When word circulated last fall that a builder planned to demolish a century-old house in North Arlington and build two big houses in its place, more than three dozen families in the Westover neighborhood rallied to try to save it.
The "Yellow House," as neighbors called it, was a beloved landmark, according to a petition signed by 350 nearby residents. A one-time general store, with a sunny yellow-and-white exterior, a rare two-story porch and double front door, it had long served as an anchor for the community, they said, and its loss would be "devastating."
In North Arlington, the house at left was moved from its multiple lot and, in its place, other houses are under construction. A 2002 study shows that more than 200 communities in 20 states are struggling with the issue of "teardowns."
(Tracy A. Woodward -- The Washington Post)
But the house also sat smack in the middle of two legal building lots. And the neighbors' efforts to spare it, either by convincing the builder to move it over to one of the two lots or to move it to a new location, just couldn't compete with what two big new houses could fetch, the builder said.
The two sides disagree over whether the house needed to come down, but they agree on why it happened: It wasn't about the house; it was about the double lot.
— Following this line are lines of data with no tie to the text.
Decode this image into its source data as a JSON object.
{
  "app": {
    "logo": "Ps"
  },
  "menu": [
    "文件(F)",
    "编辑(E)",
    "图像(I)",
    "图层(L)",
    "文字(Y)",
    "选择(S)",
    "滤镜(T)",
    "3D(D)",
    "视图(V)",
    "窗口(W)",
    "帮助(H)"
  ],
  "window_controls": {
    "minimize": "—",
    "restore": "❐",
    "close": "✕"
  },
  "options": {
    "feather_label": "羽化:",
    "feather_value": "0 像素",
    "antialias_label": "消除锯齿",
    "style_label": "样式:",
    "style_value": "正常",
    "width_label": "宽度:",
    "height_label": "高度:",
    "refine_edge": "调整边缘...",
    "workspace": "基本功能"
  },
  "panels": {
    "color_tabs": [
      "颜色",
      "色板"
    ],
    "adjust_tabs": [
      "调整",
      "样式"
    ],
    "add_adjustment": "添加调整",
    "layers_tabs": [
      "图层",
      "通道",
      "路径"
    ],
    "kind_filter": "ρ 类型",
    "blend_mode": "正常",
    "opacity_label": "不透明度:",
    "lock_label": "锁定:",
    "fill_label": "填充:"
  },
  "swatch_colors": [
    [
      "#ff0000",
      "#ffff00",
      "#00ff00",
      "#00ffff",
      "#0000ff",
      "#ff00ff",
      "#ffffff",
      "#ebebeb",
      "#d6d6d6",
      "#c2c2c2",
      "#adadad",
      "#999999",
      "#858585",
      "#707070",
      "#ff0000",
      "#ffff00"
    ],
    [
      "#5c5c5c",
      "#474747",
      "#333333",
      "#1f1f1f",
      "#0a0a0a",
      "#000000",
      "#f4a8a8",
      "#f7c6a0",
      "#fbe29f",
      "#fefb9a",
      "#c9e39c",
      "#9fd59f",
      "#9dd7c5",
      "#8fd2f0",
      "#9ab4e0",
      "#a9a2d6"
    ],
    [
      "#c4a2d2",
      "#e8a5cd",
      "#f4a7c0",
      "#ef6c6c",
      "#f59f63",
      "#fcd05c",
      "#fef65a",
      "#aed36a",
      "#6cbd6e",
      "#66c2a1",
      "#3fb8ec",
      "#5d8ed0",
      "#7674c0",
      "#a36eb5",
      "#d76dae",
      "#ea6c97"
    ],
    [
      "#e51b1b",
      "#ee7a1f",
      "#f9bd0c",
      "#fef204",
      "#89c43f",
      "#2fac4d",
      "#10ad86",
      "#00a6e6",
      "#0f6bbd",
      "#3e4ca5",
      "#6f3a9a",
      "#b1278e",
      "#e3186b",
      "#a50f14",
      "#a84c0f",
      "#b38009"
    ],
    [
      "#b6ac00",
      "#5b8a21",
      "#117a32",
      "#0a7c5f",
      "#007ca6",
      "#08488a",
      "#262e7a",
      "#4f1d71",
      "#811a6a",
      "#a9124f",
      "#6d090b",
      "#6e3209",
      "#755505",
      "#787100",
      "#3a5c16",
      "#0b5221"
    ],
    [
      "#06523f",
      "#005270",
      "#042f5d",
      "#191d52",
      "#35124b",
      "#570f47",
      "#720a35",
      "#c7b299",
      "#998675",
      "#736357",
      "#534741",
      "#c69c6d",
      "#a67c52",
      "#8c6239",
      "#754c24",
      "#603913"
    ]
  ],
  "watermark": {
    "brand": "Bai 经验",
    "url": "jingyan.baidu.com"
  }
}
The demand for land in the Washington area is so intense and the value so high that those who own houses sitting on double, triple or larger lots are under more pressure than ever to sell.
Real estate agents, small and medium-size builders, land brokers and developers have been calling and writing property owners in close-in neighborhoods for some time with offers to buy. And those with smaller homes on lots that can be subdivided into two or more pieces "by right," or without going through any zoning process, are considered the jackpot.
The rights go back many decades to when the houses were first built and situated in the middle of large pieces of land that were officially recorded as separate lots. That was a common practice in many older jurisdictions in the region. The owners built that way to provide for a side yard or gardening space or to keep some distance from neighbors.
"For many years it was not at all unusual for one house to have four lots" in many towns in Montgomery County, said Gwen Wright, historic preservation supervisor for the Montgomery County Historic Preservation Commission. "Now there are folks saying those lots have value and I want to sell them."
But as the demand grows, historic preservation advocates say more historic or near-historic sites like the Yellow House will disappear because preservation efforts are lagging behind the wrecking balls and because home buyers so often prize size over neighborhood charm.
"It's a scary thing . . . but we're going to lose a whole period of houses, I think, because we're still fighting the battles to save 19th-century and turn-of-the-20th-century [properties] while buildings from the early- to mid-20th century are being lost on a daily basis," Wright said.
Montgomery County has been designating potential historic districts and individual buildings since the 1970s, Wright added, but the commission's mandate was to focus on properties from the 18th and 19th centuries.
The commission hasn't "looked to see what might need protection from the early 20th century on," she said. "But by the time we do, it'll be too late."
The push to replace houses sitting on multiple lots "is a national trend," said Adrian Fine, director of the New England field office of the National Trust for Historic Preservation. "And it's just one aspect of the teardown and redevelopment trend."
Tensions over "teardowns" and "mansionization" used to occur only "either in really high-end real estate markets, such as in cities, or in high-end resort communities," Fine said, "but in the last five years, we've seen this happening in very modest or middle-income neighborhoods and in inner-ring suburbs."
Home buyers, he said, are looking for close-in locations because they're tired of long commutes and because they like the character and charm of older neighborhoods and the closeness of amenities such as shopping and movie theaters that were built as the suburbs boomed after World War II. "But the rub is that often what they're bringing is a change in character to those areas," Fine said.